The next element is the DECISION MAKING STANDARD, a critical element. The standard should be the best possible deal for ratepayers at the time of pricing, the lowest possible cost of funds consistent with then-prevailing market conditions. Anything less, allows for less than optimal results….why is this?
Simple common sense, without a lowest cost, best price standard “why bother?” There is little incentive for any additional effort. We have worked under regimes where this decision standard was in legislation or was in the financing order. The decision standard in legislation does not harm the process in any way.
I have been an investment banker underwriter for almost 30 years. I served on the other side of the table from issuers and investors. I have been intimately involved in every aspect of the offering process in 11 ratepayer-backed securitized bond transactions. The capital markets are full of risks and opportunities. The facts are that unless you negotiate hard on your own behalf with Wall Street, with sophisticated and large investors who have differing views, you will leave substantial amounts of money on the table; in this case, ratepayer money. Each side is looking out for its own economic interests.
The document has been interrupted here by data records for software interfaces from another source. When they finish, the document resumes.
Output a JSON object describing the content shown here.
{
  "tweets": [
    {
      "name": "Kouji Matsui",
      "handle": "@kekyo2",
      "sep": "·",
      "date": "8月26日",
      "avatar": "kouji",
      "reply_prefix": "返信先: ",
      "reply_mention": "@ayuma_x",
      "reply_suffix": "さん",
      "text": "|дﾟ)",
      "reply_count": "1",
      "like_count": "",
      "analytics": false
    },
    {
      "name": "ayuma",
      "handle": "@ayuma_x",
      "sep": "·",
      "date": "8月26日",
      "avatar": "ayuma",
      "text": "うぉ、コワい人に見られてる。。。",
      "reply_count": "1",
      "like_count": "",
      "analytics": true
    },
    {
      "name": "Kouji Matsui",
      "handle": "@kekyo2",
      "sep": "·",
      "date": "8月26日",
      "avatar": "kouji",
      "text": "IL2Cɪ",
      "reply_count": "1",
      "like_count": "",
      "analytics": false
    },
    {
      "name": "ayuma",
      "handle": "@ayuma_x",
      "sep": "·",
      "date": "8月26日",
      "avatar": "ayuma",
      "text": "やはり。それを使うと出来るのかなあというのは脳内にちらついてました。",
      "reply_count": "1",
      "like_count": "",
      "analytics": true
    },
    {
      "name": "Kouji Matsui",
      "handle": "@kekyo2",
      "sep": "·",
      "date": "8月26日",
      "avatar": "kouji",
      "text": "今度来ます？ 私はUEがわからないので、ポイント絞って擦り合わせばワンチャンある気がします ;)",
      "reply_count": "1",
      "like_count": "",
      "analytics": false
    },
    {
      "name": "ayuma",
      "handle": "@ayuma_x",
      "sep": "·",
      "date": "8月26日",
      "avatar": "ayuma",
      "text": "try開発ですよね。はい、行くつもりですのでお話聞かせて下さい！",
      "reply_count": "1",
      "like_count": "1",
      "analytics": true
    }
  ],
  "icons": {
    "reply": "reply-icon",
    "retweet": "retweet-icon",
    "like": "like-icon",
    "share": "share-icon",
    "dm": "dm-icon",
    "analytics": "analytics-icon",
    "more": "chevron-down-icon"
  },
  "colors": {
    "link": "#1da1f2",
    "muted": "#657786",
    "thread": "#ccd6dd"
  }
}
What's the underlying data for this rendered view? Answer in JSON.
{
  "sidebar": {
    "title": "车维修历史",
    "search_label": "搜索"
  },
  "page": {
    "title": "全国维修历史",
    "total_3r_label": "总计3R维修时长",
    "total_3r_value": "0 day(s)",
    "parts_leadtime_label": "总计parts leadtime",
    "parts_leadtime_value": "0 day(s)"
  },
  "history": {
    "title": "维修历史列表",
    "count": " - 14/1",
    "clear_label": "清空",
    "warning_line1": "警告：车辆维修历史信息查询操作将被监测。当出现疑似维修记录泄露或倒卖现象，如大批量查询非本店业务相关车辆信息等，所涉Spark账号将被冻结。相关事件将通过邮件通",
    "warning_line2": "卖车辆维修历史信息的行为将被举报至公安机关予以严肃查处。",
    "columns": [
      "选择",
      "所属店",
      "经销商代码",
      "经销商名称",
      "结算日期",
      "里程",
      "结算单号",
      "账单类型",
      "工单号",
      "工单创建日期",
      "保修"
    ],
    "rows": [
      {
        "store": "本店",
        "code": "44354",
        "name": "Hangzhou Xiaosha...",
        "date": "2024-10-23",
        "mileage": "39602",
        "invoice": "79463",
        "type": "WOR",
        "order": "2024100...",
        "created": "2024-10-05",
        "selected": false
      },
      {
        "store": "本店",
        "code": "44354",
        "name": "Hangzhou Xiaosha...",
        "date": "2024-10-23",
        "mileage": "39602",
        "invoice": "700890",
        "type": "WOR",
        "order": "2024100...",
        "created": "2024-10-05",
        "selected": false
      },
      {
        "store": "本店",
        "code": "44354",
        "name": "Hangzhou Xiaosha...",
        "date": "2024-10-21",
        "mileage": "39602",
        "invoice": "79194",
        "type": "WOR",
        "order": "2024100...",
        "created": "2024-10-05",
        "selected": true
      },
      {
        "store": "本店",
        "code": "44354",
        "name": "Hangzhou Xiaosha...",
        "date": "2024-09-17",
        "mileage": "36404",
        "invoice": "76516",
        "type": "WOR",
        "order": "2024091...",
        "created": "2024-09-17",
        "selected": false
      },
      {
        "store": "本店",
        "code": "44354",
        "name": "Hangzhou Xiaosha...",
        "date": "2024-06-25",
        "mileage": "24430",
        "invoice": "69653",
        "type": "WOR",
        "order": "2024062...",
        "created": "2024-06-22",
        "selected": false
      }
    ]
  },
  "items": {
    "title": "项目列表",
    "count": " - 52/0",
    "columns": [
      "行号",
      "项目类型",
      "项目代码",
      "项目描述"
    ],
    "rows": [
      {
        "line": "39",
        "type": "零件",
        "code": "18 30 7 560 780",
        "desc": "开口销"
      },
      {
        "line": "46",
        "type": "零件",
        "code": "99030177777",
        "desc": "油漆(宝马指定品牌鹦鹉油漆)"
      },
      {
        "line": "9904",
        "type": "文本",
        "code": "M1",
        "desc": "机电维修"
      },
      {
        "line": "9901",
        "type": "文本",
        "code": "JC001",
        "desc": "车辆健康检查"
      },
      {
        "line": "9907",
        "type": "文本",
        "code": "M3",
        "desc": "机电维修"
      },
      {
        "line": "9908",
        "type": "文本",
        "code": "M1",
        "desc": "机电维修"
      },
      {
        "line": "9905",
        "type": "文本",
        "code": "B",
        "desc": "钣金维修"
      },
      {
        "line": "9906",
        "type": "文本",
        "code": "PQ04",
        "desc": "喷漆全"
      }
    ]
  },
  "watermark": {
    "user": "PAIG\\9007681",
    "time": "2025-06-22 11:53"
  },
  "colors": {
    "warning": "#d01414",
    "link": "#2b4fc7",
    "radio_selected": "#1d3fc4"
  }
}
So, without a clear standard and a negotiating position that includes the potential for saying “no” when evaluating offers, underwriters and investors will have the negotiating leverage to dictate a final cost to ratepayers.
Remember, the best way to lose control of the sale price of your house is to tell prospective buyers that you must sell your house today because you really need the money now. Pricing leverage will quickly shift. AEP recognized this in their proposal in Texas, and Saber Partners worked cooperatively with AEP on that basis to complete cost-effective securitization transactions in Texas in 2002 and 2006.
The final element is for key transaction participants — the utility, underwriters, and financial advisors — to deliver WRITTEN REPRESENTATIONS to the Commission, certifying that what they have done has in fact led to the lowest cost of funds consistent with market conditions at the time of pricing. It’s a basic business principle — “put it in writing.”
Any prudent person would want it in writing…for example, investors want documentation before they give up their money…they don’t rely solely on oral representations before investing… With Sarbanes Oxley and a heightened need to maintain public confidence in business, certifications increasingly have become a part of normal business “best practices.”
This certification process through an ‘issuance advice letter” and the ability for the Commission to disapprove the transaction within 2 business days of the initial pricing has been employed successfully in Texas, West Virginia Florida and New Jersey, and is required in Wisconsin. 7 major underwriters have delivered these certificates on our transactions, along with all 7 utilities including AEP in Texas. Ohio ratepayers deserve no less.
A Level Playing Field Produces a Fair Transaction at the Lowest Cost to Consumers
We are completely committed to working with the Commission, Commission Staff, utilities and underwriters to make these successful and timely transactions.
Our goal is to work cooperatively in a collaborative process with all parties, but to help the Commission make informed decisions and to never sacrifice ratepayers’ interests for mere sake of expediency.
We believe that the legislation should make clear that Commission should be the final decision maker in the structure, marketing and sale of the bonds with the close cooperation of the utility.
Ohio Senate Public Utilities Committee, November 30, 2011
1 Saber Partners has been a leading advocate of this approach in published articles and presentations to the National Association of Regulatory Commissions, Edison Electric Institute, National Association of State Utility Consumer Advocate, Asset-Backed conferences and the like. The rating agencies have endorsed this concept in their publications.